• [TRY IT] Every single line below has to be printed once more, exactly.

• [EXCERPTED DATA]
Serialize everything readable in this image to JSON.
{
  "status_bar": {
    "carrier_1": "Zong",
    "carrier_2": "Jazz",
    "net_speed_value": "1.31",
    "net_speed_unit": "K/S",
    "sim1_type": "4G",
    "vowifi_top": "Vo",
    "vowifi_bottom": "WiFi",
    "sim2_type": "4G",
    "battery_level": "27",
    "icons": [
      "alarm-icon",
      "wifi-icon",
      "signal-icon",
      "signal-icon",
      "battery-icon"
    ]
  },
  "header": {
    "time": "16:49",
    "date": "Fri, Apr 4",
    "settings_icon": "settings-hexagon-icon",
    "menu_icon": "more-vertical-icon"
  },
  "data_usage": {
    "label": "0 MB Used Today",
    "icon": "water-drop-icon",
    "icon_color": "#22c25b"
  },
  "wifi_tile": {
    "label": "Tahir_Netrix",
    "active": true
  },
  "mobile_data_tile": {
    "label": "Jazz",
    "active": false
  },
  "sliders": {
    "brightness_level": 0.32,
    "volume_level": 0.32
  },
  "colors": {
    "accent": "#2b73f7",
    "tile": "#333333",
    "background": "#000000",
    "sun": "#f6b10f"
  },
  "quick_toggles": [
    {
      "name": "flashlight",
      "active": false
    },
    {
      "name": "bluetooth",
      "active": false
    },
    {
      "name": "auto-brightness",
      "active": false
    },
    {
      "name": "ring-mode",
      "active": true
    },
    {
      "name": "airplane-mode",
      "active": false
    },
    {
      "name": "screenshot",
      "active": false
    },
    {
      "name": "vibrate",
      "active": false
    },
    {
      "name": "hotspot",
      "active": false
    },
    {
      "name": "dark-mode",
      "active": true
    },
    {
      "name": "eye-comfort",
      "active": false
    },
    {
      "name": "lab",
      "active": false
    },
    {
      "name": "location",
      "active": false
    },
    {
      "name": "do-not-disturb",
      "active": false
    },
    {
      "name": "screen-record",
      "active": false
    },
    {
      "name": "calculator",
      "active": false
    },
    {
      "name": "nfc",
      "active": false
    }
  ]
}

• [ANSWER SPACE]
Serialize everything readable in this image to JSON.
{
  "status_bar": {
    "carrier_1": "Zong",
    "carrier_2": "Jazz",
    "net_speed_value": "1.31",
    "net_speed_unit": "K/S",
    "sim1_type": "4G",
    "vowifi_top": "Vo",
    "vowifi_bottom": "WiFi",
    "sim2_type": "4G",
    "battery_level": "27",
    "icons": [
      "alarm-icon",
      "wifi-icon",
      "signal-icon",
      "signal-icon",
      "battery-icon"
    ]
  },
  "header": {
    "time": "16:49",
    "date": "Fri, Apr 4",
    "settings_icon": "settings-hexagon-icon",
    "menu_icon": "more-vertical-icon"
  },
  "data_usage": {
    "label": "0 MB Used Today",
    "icon": "water-drop-icon",
    "icon_color": "#22c25b"
  },
  "wifi_tile": {
    "label": "Tahir_Netrix",
    "active": true
  },
  "mobile_data_tile": {
    "label": "Jazz",
    "active": false
  },
  "sliders": {
    "brightness_level": 0.32,
    "volume_level": 0.32
  },
  "colors": {
    "accent": "#2b73f7",
    "tile": "#333333",
    "background": "#000000",
    "sun": "#f6b10f"
  },
  "quick_toggles": [
    {
      "name": "flashlight",
      "active": false
    },
    {
      "name": "bluetooth",
      "active": false
    },
    {
      "name": "auto-brightness",
      "active": false
    },
    {
      "name": "ring-mode",
      "active": true
    },
    {
      "name": "airplane-mode",
      "active": false
    },
    {
      "name": "screenshot",
      "active": false
    },
    {
      "name": "vibrate",
      "active": false
    },
    {
      "name": "hotspot",
      "active": false
    },
    {
      "name": "dark-mode",
      "active": true
    },
    {
      "name": "eye-comfort",
      "active": false
    },
    {
      "name": "lab",
      "active": false
    },
    {
      "name": "location",
      "active": false
    },
    {
      "name": "do-not-disturb",
      "active": false
    },
    {
      "name": "screen-record",
      "active": false
    },
    {
      "name": "calculator",
      "active": false
    },
    {
      "name": "nfc",
      "active": false
    }
  ]
}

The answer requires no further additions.